DATASET CONTENT:
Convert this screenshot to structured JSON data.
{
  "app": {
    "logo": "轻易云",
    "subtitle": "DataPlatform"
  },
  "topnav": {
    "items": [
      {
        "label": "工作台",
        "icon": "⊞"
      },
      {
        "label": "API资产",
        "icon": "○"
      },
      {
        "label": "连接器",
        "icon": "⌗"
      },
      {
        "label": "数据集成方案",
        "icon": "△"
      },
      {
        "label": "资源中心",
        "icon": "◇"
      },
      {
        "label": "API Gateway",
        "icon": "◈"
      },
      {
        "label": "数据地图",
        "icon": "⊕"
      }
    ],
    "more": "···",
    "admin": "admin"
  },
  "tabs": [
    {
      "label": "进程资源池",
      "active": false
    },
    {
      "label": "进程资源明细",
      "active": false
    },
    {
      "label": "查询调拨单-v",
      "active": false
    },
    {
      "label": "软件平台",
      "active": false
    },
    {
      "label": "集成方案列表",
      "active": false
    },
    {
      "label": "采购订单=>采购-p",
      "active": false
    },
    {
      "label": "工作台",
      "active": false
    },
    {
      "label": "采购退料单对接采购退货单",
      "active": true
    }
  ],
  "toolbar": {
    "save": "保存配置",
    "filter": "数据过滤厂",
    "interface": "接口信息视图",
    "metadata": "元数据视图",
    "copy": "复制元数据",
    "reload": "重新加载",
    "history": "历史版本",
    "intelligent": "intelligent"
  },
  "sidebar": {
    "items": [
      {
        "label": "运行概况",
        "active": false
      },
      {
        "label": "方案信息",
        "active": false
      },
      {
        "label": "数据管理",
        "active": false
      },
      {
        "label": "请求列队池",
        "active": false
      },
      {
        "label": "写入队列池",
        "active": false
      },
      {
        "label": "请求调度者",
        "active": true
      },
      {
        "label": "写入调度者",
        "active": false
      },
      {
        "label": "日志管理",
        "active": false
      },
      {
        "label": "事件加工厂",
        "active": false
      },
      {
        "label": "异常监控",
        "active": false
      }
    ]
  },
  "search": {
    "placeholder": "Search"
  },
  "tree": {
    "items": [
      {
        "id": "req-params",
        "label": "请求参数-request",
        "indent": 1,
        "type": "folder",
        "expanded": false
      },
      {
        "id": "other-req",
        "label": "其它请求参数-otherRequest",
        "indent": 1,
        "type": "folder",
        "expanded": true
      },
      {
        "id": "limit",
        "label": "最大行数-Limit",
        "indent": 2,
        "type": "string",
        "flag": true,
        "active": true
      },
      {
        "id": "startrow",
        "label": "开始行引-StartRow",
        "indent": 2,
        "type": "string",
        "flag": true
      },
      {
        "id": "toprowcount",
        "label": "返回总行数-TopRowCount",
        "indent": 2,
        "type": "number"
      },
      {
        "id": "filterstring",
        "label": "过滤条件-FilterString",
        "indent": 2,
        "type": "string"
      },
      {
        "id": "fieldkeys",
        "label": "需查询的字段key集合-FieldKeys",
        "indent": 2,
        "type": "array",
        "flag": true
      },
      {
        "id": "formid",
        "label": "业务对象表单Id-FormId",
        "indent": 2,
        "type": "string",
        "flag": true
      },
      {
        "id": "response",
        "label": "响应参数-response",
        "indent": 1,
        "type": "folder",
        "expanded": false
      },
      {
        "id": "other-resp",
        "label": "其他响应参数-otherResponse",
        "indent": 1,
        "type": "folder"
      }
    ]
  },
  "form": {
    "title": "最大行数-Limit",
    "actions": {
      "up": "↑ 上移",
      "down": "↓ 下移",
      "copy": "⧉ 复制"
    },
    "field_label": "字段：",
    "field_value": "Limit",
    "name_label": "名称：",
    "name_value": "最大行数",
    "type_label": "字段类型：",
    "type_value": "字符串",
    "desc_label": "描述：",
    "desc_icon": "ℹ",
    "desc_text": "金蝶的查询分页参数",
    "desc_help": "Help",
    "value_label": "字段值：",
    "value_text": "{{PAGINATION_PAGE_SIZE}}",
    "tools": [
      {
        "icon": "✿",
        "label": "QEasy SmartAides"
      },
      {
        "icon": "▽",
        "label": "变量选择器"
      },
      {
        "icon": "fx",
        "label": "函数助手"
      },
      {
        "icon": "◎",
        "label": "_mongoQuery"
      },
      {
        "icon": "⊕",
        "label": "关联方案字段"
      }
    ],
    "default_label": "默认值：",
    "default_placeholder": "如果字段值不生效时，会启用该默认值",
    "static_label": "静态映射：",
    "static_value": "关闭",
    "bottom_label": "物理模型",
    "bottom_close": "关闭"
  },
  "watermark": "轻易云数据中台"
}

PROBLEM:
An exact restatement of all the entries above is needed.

RESULT OF THIS TASK:
Convert this screenshot to structured JSON data.
{
  "app": {
    "logo": "轻易云",
    "subtitle": "DataPlatform"
  },
  "topnav": {
    "items": [
      {
        "label": "工作台",
        "icon": "⊞"
      },
      {
        "label": "API资产",
        "icon": "○"
      },
      {
        "label": "连接器",
        "icon": "⌗"
      },
      {
        "label": "数据集成方案",
        "icon": "△"
      },
      {
        "label": "资源中心",
        "icon": "◇"
      },
      {
        "label": "API Gateway",
        "icon": "◈"
      },
      {
        "label": "数据地图",
        "icon": "⊕"
      }
    ],
    "more": "···",
    "admin": "admin"
  },
  "tabs": [
    {
      "label": "进程资源池",
      "active": false
    },
    {
      "label": "进程资源明细",
      "active": false
    },
    {
      "label": "查询调拨单-v",
      "active": false
    },
    {
      "label": "软件平台",
      "active": false
    },
    {
      "label": "集成方案列表",
      "active": false
    },
    {
      "label": "采购订单=>采购-p",
      "active": false
    },
    {
      "label": "工作台",
      "active": false
    },
    {
      "label": "采购退料单对接采购退货单",
      "active": true
    }
  ],
  "toolbar": {
    "save": "保存配置",
    "filter": "数据过滤厂",
    "interface": "接口信息视图",
    "metadata": "元数据视图",
    "copy": "复制元数据",
    "reload": "重新加载",
    "history": "历史版本",
    "intelligent": "intelligent"
  },
  "sidebar": {
    "items": [
      {
        "label": "运行概况",
        "active": false
      },
      {
        "label": "方案信息",
        "active": false
      },
      {
        "label": "数据管理",
        "active": false
      },
      {
        "label": "请求列队池",
        "active": false
      },
      {
        "label": "写入队列池",
        "active": false
      },
      {
        "label": "请求调度者",
        "active": true
      },
      {
        "label": "写入调度者",
        "active": false
      },
      {
        "label": "日志管理",
        "active": false
      },
      {
        "label": "事件加工厂",
        "active": false
      },
      {
        "label": "异常监控",
        "active": false
      }
    ]
  },
  "search": {
    "placeholder": "Search"
  },
  "tree": {
    "items": [
      {
        "id": "req-params",
        "label": "请求参数-request",
        "indent": 1,
        "type": "folder",
        "expanded": false
      },
      {
        "id": "other-req",
        "label": "其它请求参数-otherRequest",
        "indent": 1,
        "type": "folder",
        "expanded": true
      },
      {
        "id": "limit",
        "label": "最大行数-Limit",
        "indent": 2,
        "type": "string",
        "flag": true,
        "active": true
      },
      {
        "id": "startrow",
        "label": "开始行引-StartRow",
        "indent": 2,
        "type": "string",
        "flag": true
      },
      {
        "id": "toprowcount",
        "label": "返回总行数-TopRowCount",
        "indent": 2,
        "type": "number"
      },
      {
        "id": "filterstring",
        "label": "过滤条件-FilterString",
        "indent": 2,
        "type": "string"
      },
      {
        "id": "fieldkeys",
        "label": "需查询的字段key集合-FieldKeys",
        "indent": 2,
        "type": "array",
        "flag": true
      },
      {
        "id": "formid",
        "label": "业务对象表单Id-FormId",
        "indent": 2,
        "type": "string",
        "flag": true
      },
      {
        "id": "response",
        "label": "响应参数-response",
        "indent": 1,
        "type": "folder",
        "expanded": false
      },
      {
        "id": "other-resp",
        "label": "其他响应参数-otherResponse",
        "indent": 1,
        "type": "folder"
      }
    ]
  },
  "form": {
    "title": "最大行数-Limit",
    "actions": {
      "up": "↑ 上移",
      "down": "↓ 下移",
      "copy": "⧉ 复制"
    },
    "field_label": "字段：",
    "field_value": "Limit",
    "name_label": "名称：",
    "name_value": "最大行数",
    "type_label": "字段类型：",
    "type_value": "字符串",
    "desc_label": "描述：",
    "desc_icon": "ℹ",
    "desc_text": "金蝶的查询分页参数",
    "desc_help": "Help",
    "value_label": "字段值：",
    "value_text": "{{PAGINATION_PAGE_SIZE}}",
    "tools": [
      {
        "icon": "✿",
        "label": "QEasy SmartAides"
      },
      {
        "icon": "▽",
        "label": "变量选择器"
      },
      {
        "icon": "fx",
        "label": "函数助手"
      },
      {
        "icon": "◎",
        "label": "_mongoQuery"
      },
      {
        "icon": "⊕",
        "label": "关联方案字段"
      }
    ],
    "default_label": "默认值：",
    "default_placeholder": "如果字段值不生效时，会启用该默认值",
    "static_label": "静态映射：",
    "static_value": "关闭",
    "bottom_label": "物理模型",
    "bottom_close": "关闭"
  },
  "watermark": "轻易云数据中台"
}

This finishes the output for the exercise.